Do you remember your first love?
I am personally all too familiar with it. In eighth grade, I experienced my first crush on one of my best friends. Of course, at the time, I didn’t know it; it came later, in the large amounts of waking up, being consumed with the thoughts of another. Naturally, I wanted to say something, but I knew about the consequences of being different, of being an outsider and looking in. So I kept quiet. I pretended. I stayed and played the role as a friend, while attempting to understand my own feelings and how not to express them at the same time. It’s easier, you see, to believe in a lie if you wake up every day and commit to it. But there are sometimes where our heart wages against us, and we slip. For me, it was one sleepover where I was too emotional, too tired of keeping up an act, and kissed my friend on the cheek in an attempt to ‘remove something on her face’ (I know, not the smoothest move). It was in that moment of vulnerability that I reached my own moment of truth – that there are some things you can’t come back from. For me, that was my sexuality.
Hibike! Euphonium does an excellent job of capturing this struggle; the framing of one’s desires or wishes against their own actions. In Episode 10-11, Yuuko makes it her own duty to create the stage for Kaori’s happiness, or what she perceives as Kaori’s happiness – getting the solo trumpet role for the competition. Her selfishness to see Kaori satisfied so that she can feel better for herself and become the martyr behind the curtains just as Kaori was with the first and third years is stunted by her actions of pleading with Reina to drop out of the auditions as well as her hesitant cheering for Kaori despite knowing that Reina is the better player.

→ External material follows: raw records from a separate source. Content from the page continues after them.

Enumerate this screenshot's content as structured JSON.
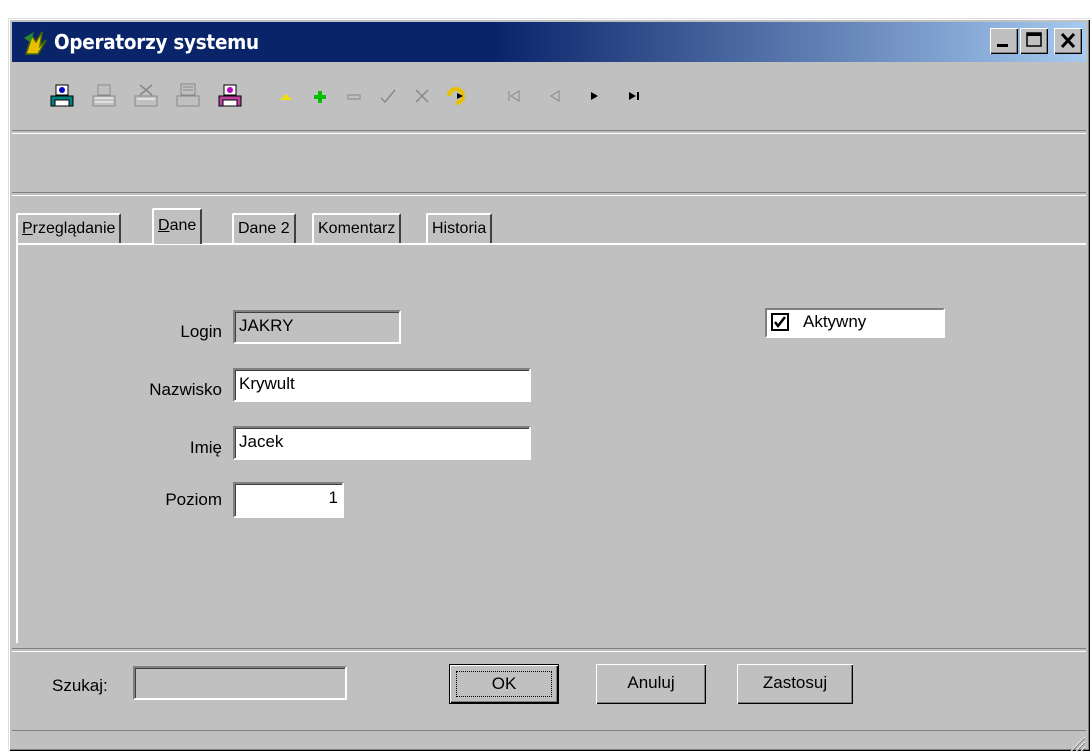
{
  "window": {
    "title": "Operatorzy systemu",
    "controls": [
      "minimize-icon",
      "maximize-icon",
      "close-icon"
    ]
  },
  "toolbar": {
    "icons": [
      "print-icon",
      "print-preview-icon",
      "print-setup-icon",
      "report-icon",
      "export-icon",
      "arrow-up-icon",
      "add-record-icon",
      "delete-record-icon",
      "post-record-icon",
      "cancel-record-icon",
      "refresh-icon",
      "first-record-icon",
      "prior-record-icon",
      "next-record-icon",
      "last-record-icon"
    ]
  },
  "tabs": [
    {
      "label_first": "P",
      "label_rest": "rzeglądanie",
      "active": false
    },
    {
      "label_first": "D",
      "label_rest": "ane",
      "active": true
    },
    {
      "label": "Dane 2",
      "active": false
    },
    {
      "label": "Komentarz",
      "active": false
    },
    {
      "label": "Historia",
      "active": false
    }
  ],
  "form": {
    "login": {
      "label": "Login",
      "value": "JAKRY"
    },
    "nazwisko": {
      "label": "Nazwisko",
      "value": "Krywult"
    },
    "imie": {
      "label": "Imię",
      "value": "Jacek"
    },
    "poziom": {
      "label": "Poziom",
      "value": "1"
    },
    "aktywny": {
      "label": "Aktywny",
      "checked": true
    }
  },
  "bottom": {
    "search_label": "Szukaj:",
    "search_value": "",
    "ok_label": "OK",
    "cancel_label": "Anuluj",
    "apply_label": "Zastosuj"
  },
  "colors": {
    "title_start": "#0a246a",
    "title_end": "#a6caf0",
    "face": "#c0c0c0"
  }
}
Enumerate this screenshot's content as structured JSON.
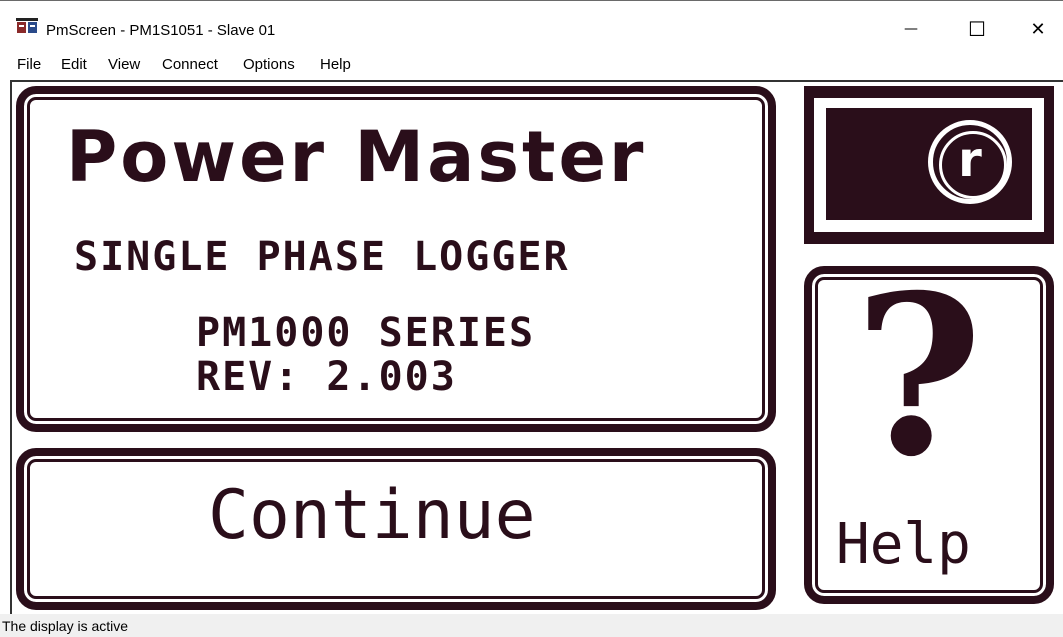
{
  "window": {
    "title": "PmScreen - PM1S1051 - Slave 01",
    "minimize_glyph": "—",
    "maximize_glyph": "☐",
    "close_glyph": "✕"
  },
  "menu": {
    "items": [
      "File",
      "Edit",
      "View",
      "Connect",
      "Options",
      "Help"
    ]
  },
  "splash": {
    "brand": "Power Master",
    "subtitle": "SINGLE PHASE LOGGER",
    "series": "PM1000 SERIES",
    "revision": "REV: 2.003"
  },
  "continue_button": {
    "label": "Continue"
  },
  "help_button": {
    "glyph": "?",
    "label": "Help"
  },
  "logo": {
    "glyph": "r"
  },
  "status": {
    "text": "The display is active"
  },
  "colors": {
    "lcd_dark": "#2a0e1a",
    "lcd_light": "#ffffff"
  }
}
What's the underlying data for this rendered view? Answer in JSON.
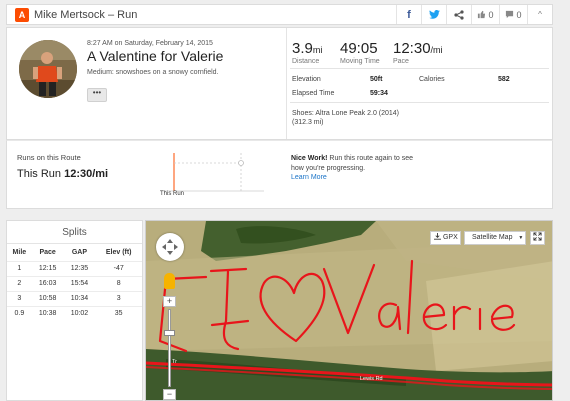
{
  "header": {
    "logo": "A",
    "title": "Mike Mertsock – Run",
    "icons": {
      "facebook": "f",
      "twitter": "t",
      "share": "share-icon"
    },
    "kudos_count": "0",
    "comment_count": "0",
    "collapse": "^"
  },
  "activity": {
    "datetime": "8:27 AM on Saturday, February 14, 2015",
    "title": "A Valentine for Valerie",
    "description": "Medium: snowshoes on a snowy cornfield.",
    "more_label": "•••"
  },
  "stats": {
    "distance_value": "3.9",
    "distance_unit": "mi",
    "distance_label": "Distance",
    "moving_time_value": "49:05",
    "moving_time_label": "Moving Time",
    "pace_value": "12:30",
    "pace_unit": "/mi",
    "pace_label": "Pace",
    "elevation_label": "Elevation",
    "elevation_value": "50ft",
    "calories_label": "Calories",
    "calories_value": "582",
    "elapsed_label": "Elapsed Time",
    "elapsed_value": "59:34",
    "shoes": "Shoes: Altra Lone Peak 2.0 (2014)",
    "shoes_distance": "(312.3 mi)"
  },
  "route": {
    "label": "Runs on this Route",
    "this_run_prefix": "This Run ",
    "this_run_pace": "12:30/mi",
    "chart_caption": "This Run",
    "nice_bold": "Nice Work!",
    "nice_text": " Run this route again to see how you're progressing.",
    "learn_more": "Learn More"
  },
  "splits": {
    "title": "Splits",
    "columns": [
      "Mile",
      "Pace",
      "GAP",
      "Elev (ft)"
    ],
    "rows": [
      [
        "1",
        "12:15",
        "12:35",
        "-47"
      ],
      [
        "2",
        "16:03",
        "15:54",
        "8"
      ],
      [
        "3",
        "10:58",
        "10:34",
        "3"
      ],
      [
        "0.9",
        "10:38",
        "10:02",
        "35"
      ]
    ]
  },
  "map": {
    "gpx_label": "GPX",
    "map_type": "Satellite Map",
    "road_label_1": "Tr",
    "road_label_2": "Lewis Rd",
    "colors": {
      "route": "#e8151b",
      "field": "#b7aa78",
      "trees": "#3d5a2a"
    }
  }
}
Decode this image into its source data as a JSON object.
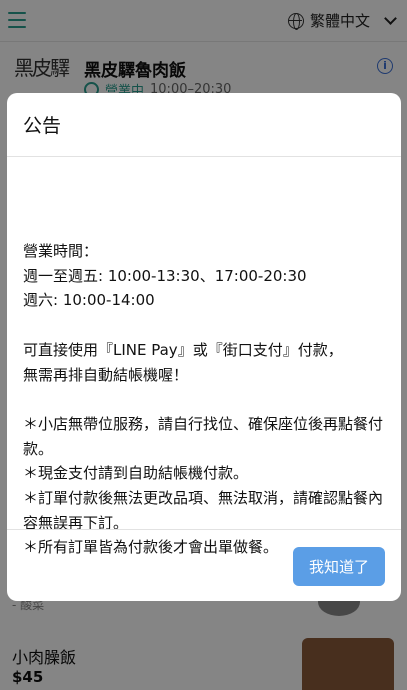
{
  "app": {
    "language": "繁體中文"
  },
  "store": {
    "name": "黑皮驛魯肉飯",
    "status": "營業中",
    "hours": "10:00–20:30",
    "logo_text": "黑皮驛"
  },
  "menu": {
    "partial_text": "- 酸菜",
    "item_name": "小肉臊飯",
    "item_price": "$45"
  },
  "modal": {
    "title": "公告",
    "lines": [
      "營業時間：",
      "週一至週五: 10:00-13:30、17:00-20:30",
      "週六: 10:00-14:00",
      "",
      "可直接使用『LINE Pay』或『街口支付』付款，",
      "無需再排自動結帳機喔！",
      "",
      "＊小店無帶位服務，請自行找位、確保座位後再點餐付款。",
      "＊現金支付請到自助結帳機付款。",
      "＊訂單付款後無法更改品項、無法取消，請確認點餐內容無誤再下訂。",
      "＊所有訂單皆為付款後才會出單做餐。"
    ],
    "confirm_label": "我知道了"
  },
  "colors": {
    "accent": "#2a9d8f",
    "button": "#5b9ee6",
    "info": "#3b6fd6"
  },
  "icons": [
    "hamburger-icon",
    "globe-icon",
    "chevron-down-icon",
    "clock-icon",
    "info-icon"
  ]
}
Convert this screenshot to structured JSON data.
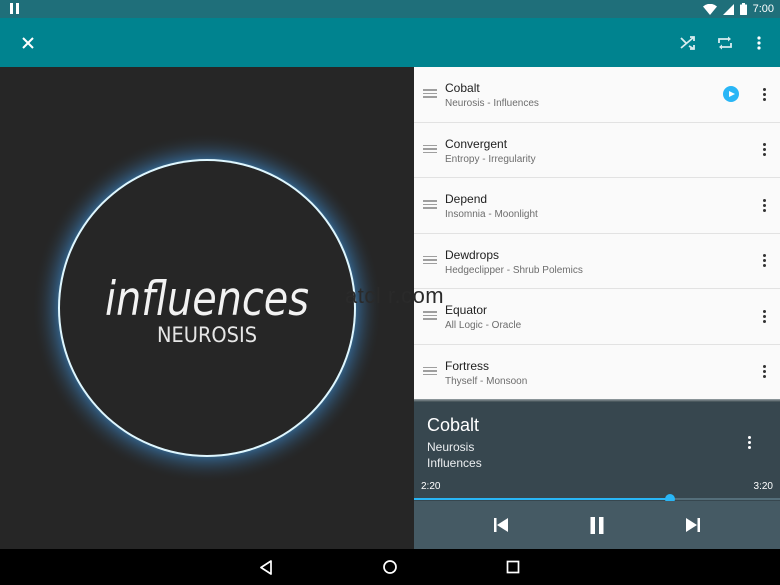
{
  "status_bar": {
    "time": "7:00",
    "icons": [
      "pause-icon",
      "wifi-icon",
      "signal-icon",
      "battery-icon"
    ]
  },
  "toolbar": {
    "icons": [
      "close-icon",
      "shuffle-icon",
      "repeat-icon",
      "more-vert-icon"
    ]
  },
  "album_art": {
    "title": "influences",
    "artist": "NEUROSIS",
    "watermark": "atcl  r.com"
  },
  "queue": [
    {
      "title": "Cobalt",
      "subtitle": "Neurosis - Influences",
      "playing": true
    },
    {
      "title": "Convergent",
      "subtitle": "Entropy - Irregularity",
      "playing": false
    },
    {
      "title": "Depend",
      "subtitle": "Insomnia - Moonlight",
      "playing": false
    },
    {
      "title": "Dewdrops",
      "subtitle": "Hedgeclipper - Shrub Polemics",
      "playing": false
    },
    {
      "title": "Equator",
      "subtitle": "All Logic - Oracle",
      "playing": false
    },
    {
      "title": "Fortress",
      "subtitle": "Thyself - Monsoon",
      "playing": false
    }
  ],
  "now_playing": {
    "title": "Cobalt",
    "artist": "Neurosis",
    "album": "Influences",
    "current_time": "2:20",
    "duration": "3:20",
    "progress_fraction": 0.7
  },
  "nav_bar": {
    "icons": [
      "back-icon",
      "home-icon",
      "recents-icon"
    ]
  },
  "colors": {
    "status_bar": "#1f6f7a",
    "toolbar": "#00838f",
    "accent": "#29b6f6",
    "now_playing_bg": "#37474f",
    "controls_bg": "#455a64",
    "list_bg": "#fafafa"
  }
}
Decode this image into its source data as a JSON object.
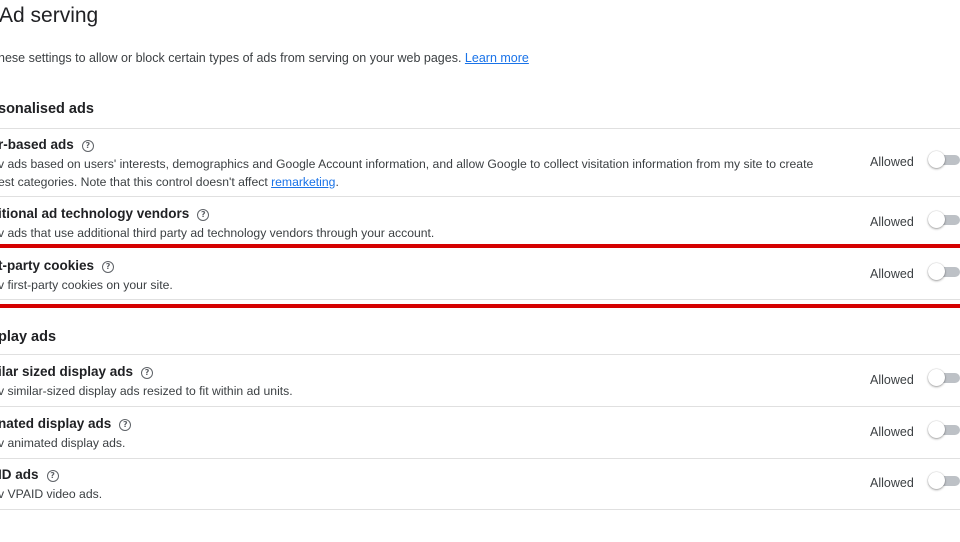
{
  "page": {
    "title": "Ad serving",
    "intro_text": "hese settings to allow or block certain types of ads from serving on your web pages.",
    "learn_more": "Learn more"
  },
  "sections": {
    "personalised": {
      "heading": "sonalised ads",
      "rows": [
        {
          "title": "r-based ads",
          "desc_line1": "v ads based on users' interests, demographics and Google Account information, and allow Google to collect visitation information from my site to create",
          "desc_line2_pre": "est categories. Note that this control doesn't affect ",
          "desc_link": "remarketing",
          "desc_line2_post": ".",
          "status": "Allowed"
        },
        {
          "title": "itional ad technology vendors",
          "desc": "v ads that use additional third party ad technology vendors through your account.",
          "status": "Allowed"
        },
        {
          "title": "t-party cookies",
          "desc": "v first-party cookies on your site.",
          "status": "Allowed"
        }
      ]
    },
    "display": {
      "heading": "play ads",
      "rows": [
        {
          "title": "ilar sized display ads",
          "desc": "v similar-sized display ads resized to fit within ad units.",
          "status": "Allowed"
        },
        {
          "title": "nated display ads",
          "desc": "v animated display ads.",
          "status": "Allowed"
        },
        {
          "title": "ID ads",
          "desc": "v VPAID video ads.",
          "status": "Allowed"
        }
      ]
    }
  },
  "icons": {
    "help": "help-circle-icon",
    "help_glyph": "?"
  },
  "colors": {
    "highlight": "#d50000",
    "link": "#1a73e8",
    "toggle_track": "#bdc1c6"
  }
}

Her heart falters in the process, and by the end of it, she cries knowing that for Kaori, playing is enough – she doesn’t need the spotlight, as long as she’s doing her best.
Reina Kousaka is a different person, however. Hibike! Euphonium makes it a point from Episode 1 to show that she is uncomfortable opening herself up to other people, even former classmates like Kumiko and us, the audience. At first glance, Reina makes no attempts to talk to other people in the band; she practices alone, on the rooftops. If she says something, it is blunt and honest. She can’t end conversations – all she can do is walk away from them. We see her as any classmate does – weird, distant, moody.
With more and more episodes however, it becomes increasingly clear that unlike other characters that often attempt to cover up their intentions with conceived notions of social etiquette, Reina does not care about facades. She herself does not know how to openly express her feelings toward the people she sees as befitting to receive those emotions, and as a result, she is consistently awkward, her body language never quite lining up with her words. This can specifically be seen with her constant interactions with Kumiko. They are beautiful but sparse moments in low-key environments where we see her true, raw self – a Reina unconstrained by classmates, the corridors and hallways of school, and whispering gibberish. Despite this, these emotional pauses are still clumsily dampened by Reina’s inability to convey what she actually wants to say. What comes out instead are jagged, fragmented and often at times too direct statements. Reina cannot hold herself back in these moments, and the results are junctures of emotional outbursts followed up by awkward silences.
With that in mind, Reina’s actions become much easier to parse. Why she separates herself from the crowd may be due to her driven need to be better and to stand out, but I also feel like it’s a personal reason because she just can’t connect with a crowd that chooses to fall in love with social norms and music as a hobby. She practices in sunlit places, perhaps out of a need for warmth but also to carefully distance herself from the prying eyes of others. She always walks out of conversations, not away, never choosing to pause or look back, because she is tired of pointless chatter that has nothing to do with her. She chooses the trumpet because it fits her personality the most – loud, blaring, straight to the point, without the heavy need to blend in like string instruments. Her exchanges with her seniors and equals are abrupt, but her most dramatic, wild but natural statements are with Kumiko, and Kumiko alone. “I want to be special” and “I don’t try to get close to people who don’t interest me” are her desire to finally be rid of being defined and excluded from society. What Reina wants most is to become her own individual – someone she consciously knows and is intimately familiar with. Her journey with the trumpet and Kumiko are both a sign of this, and Hibike! Euphonium makes it clear to us that it’s as much about a way of self realization as it is about finding comfort in a way to be freely passionate.